“It’s entirely inappropriate, and it is against historical norms for a president to be campaigning from Air Force One,” said Paul S. Ryan, vice president of policy and litigation at Common Cause, a nonpartisan watchdog group. “Most presidents have had enough respect for the office to try to separate campaigning from formal duties. Donald Trump is not such a president.”
The president and the vice president are exempt from the Hatch Act, the law forbidding executive branch officials from participating in certain political activities. They are, however, bound by campaign finance rules, but those are rarely enforced.
Trump made the video while traveling to a fundraiser in New York. According to campaign finance laws, his campaign is required to pay the American people back for that flight. If he did official business as part of that trip, then there’s a formula the government uses to determine how much the campaign still owes.
“While an incumbent president has considerable leeway in mixing official expenses for security purposes with campaign expenses, the video itself has no other purpose than serving as a campaign ad,” said Craig Holman of consumer advocacy organization Public Citizen. “It is very reasonable to expect Trump’s campaign to shoulder the cost of the video.”
After Trump, or an aide, posted the video blasting de Blasio, the watchdog group Citizens for Responsibility and Ethics in Washington, or CREW, tweeted: “Nice political ad filmed on Air Force One. You now legally need to reimburse the Treasury for the use of Air Force One on a political trip. Since you had no problem tweeting out the video, you should have no problem tweeting out the receipts when you reimburse the taxpayers.”
But even more than the potential campaign finance violation, Virginia Canter, CREW’s chief ethics counsel, said what bothers her most is the president’s use of the presidential seal in a political pitch.
It is actually illegal under the U.S. code to use the seal “for the purpose of conveying, or in a manner reasonably calculated to convey, a false impression of sponsorship or approval by the Government of the United States.”
Canter said the president has discretion over how the seal is used, but only in respect to his official activities.
“I think it raises the specter of whether a violation occurred,” she said. “It gives the imprimatur that it’s the statement of the United States. . . . It communicates that it’s an official action, when it wasn’t.”
Canter said she was also bothered by the backdrop of Air Force One for political purposes. She said she considers it hallowed ground — the place where Lyndon B. Johnson took the presidential oath of office just after John F. Kennedy was killed.
“This is serious to me,” she said.
But based on past events, these experts say, neither Trump nor his staff will be held accountable.
The penalties for breaking the Hatch Act range from a formal reprimand to job termination. For a White House employee, the Office of Special Counsel makes a recommendation of a penalty to the president and it’s up to him to act on it, Ryan said.

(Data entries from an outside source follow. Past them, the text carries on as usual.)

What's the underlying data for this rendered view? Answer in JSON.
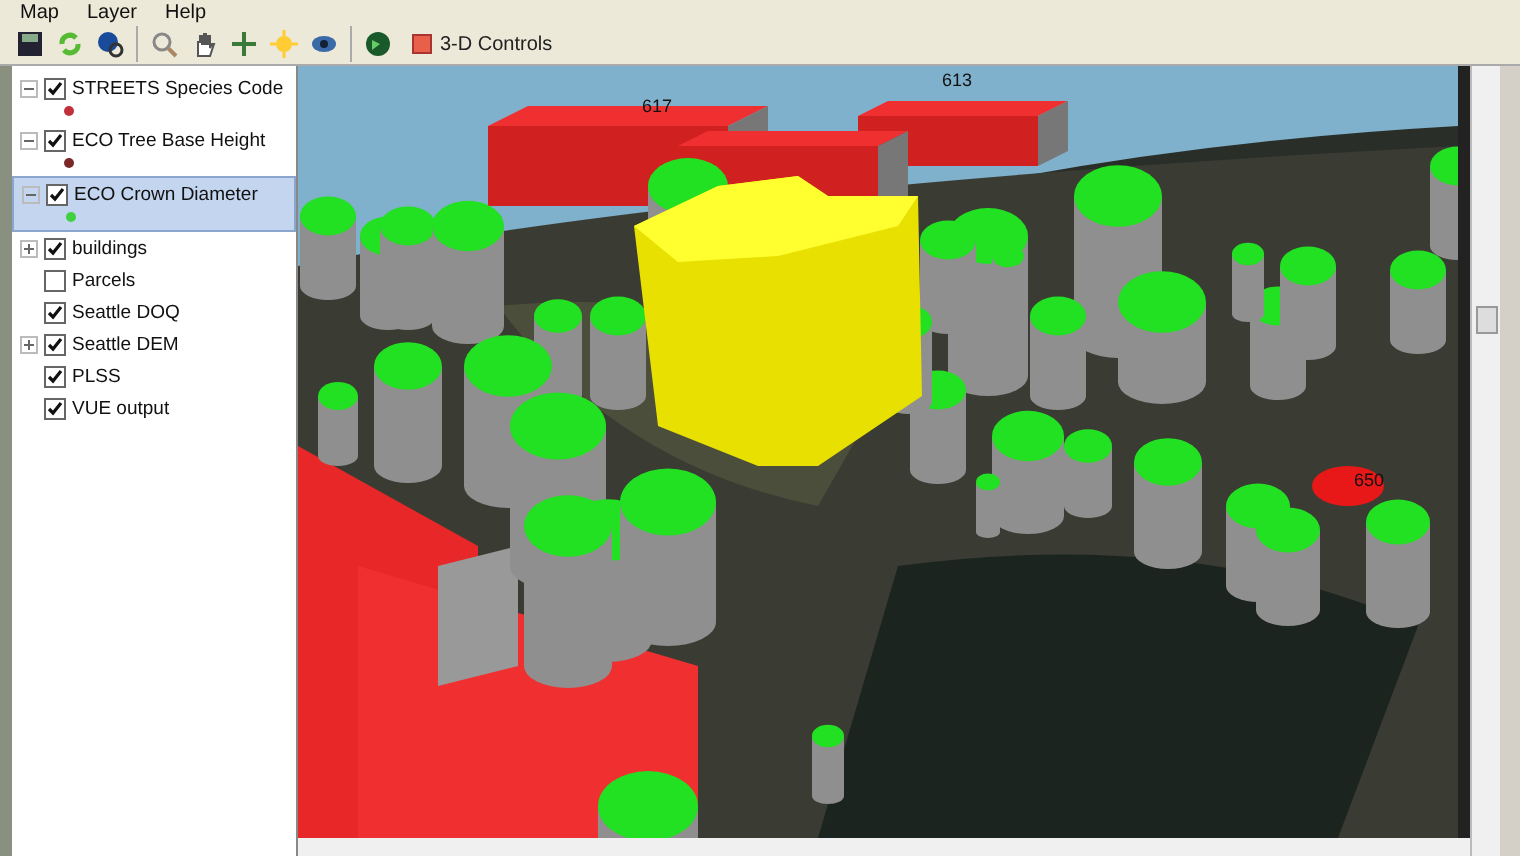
{
  "menu": [
    "Map",
    "Layer",
    "Help"
  ],
  "toolbar": {
    "button": "3-D Controls"
  },
  "layers": [
    {
      "label": "STREETS Species Code",
      "checked": true,
      "expanded": true,
      "selected": false,
      "color": "#c0303a"
    },
    {
      "label": "ECO Tree Base Height",
      "checked": true,
      "expanded": true,
      "selected": false,
      "color": "#7a2828"
    },
    {
      "label": "ECO Crown Diameter",
      "checked": true,
      "expanded": true,
      "selected": true,
      "color": "#40d040"
    },
    {
      "label": "buildings",
      "checked": true,
      "expanded": false,
      "selected": false
    },
    {
      "label": "Parcels",
      "checked": false,
      "selected": false
    },
    {
      "label": "Seattle DOQ",
      "checked": true,
      "selected": false
    },
    {
      "label": "Seattle DEM",
      "checked": true,
      "expanded": false,
      "selected": false
    },
    {
      "label": "PLSS",
      "checked": true,
      "selected": false
    },
    {
      "label": "VUE output",
      "checked": true,
      "selected": false
    }
  ],
  "scene": {
    "labels": [
      "617",
      "613",
      "650"
    ]
  }
}
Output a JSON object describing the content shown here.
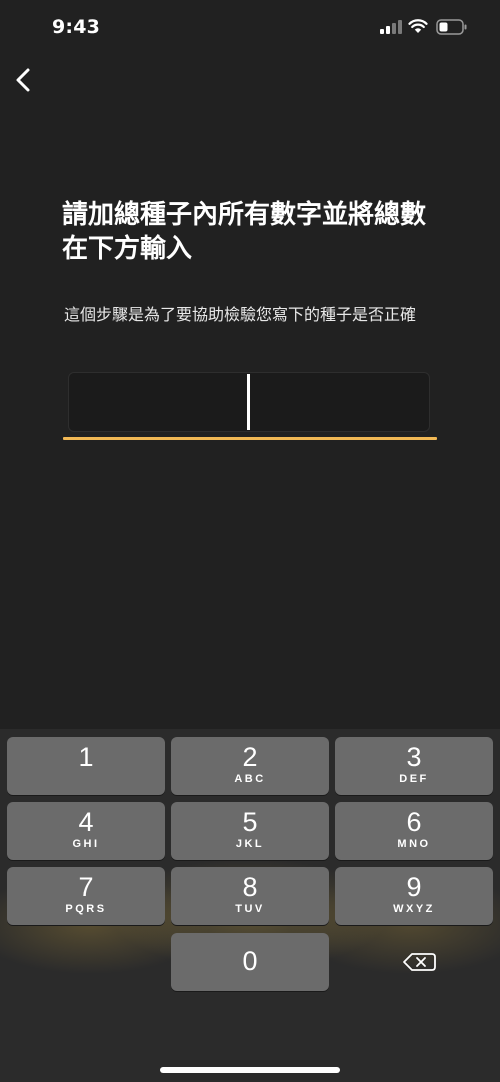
{
  "status_bar": {
    "time": "9:43"
  },
  "header": {
    "back_icon": "chevron-left-icon"
  },
  "main": {
    "title": "請加總種子內所有數字並將總數在下方輸入",
    "subtitle": "這個步驟是為了要協助檢驗您寫下的種子是否正確",
    "input_value": "",
    "accent_color": "#f2b955"
  },
  "keypad": {
    "keys": [
      {
        "digit": "1",
        "letters": ""
      },
      {
        "digit": "2",
        "letters": "ABC"
      },
      {
        "digit": "3",
        "letters": "DEF"
      },
      {
        "digit": "4",
        "letters": "GHI"
      },
      {
        "digit": "5",
        "letters": "JKL"
      },
      {
        "digit": "6",
        "letters": "MNO"
      },
      {
        "digit": "7",
        "letters": "PQRS"
      },
      {
        "digit": "8",
        "letters": "TUV"
      },
      {
        "digit": "9",
        "letters": "WXYZ"
      },
      {
        "digit": "0",
        "letters": ""
      }
    ],
    "backspace_icon": "backspace-icon"
  }
}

“Senior administration has repeatedly violated the Hatch Act, so they’ve gotten reprimands from the Office of Special Counsel, but they keep doing it over and over again,” Ryan said. “The problem is that the president doesn’t care about ethics laws.”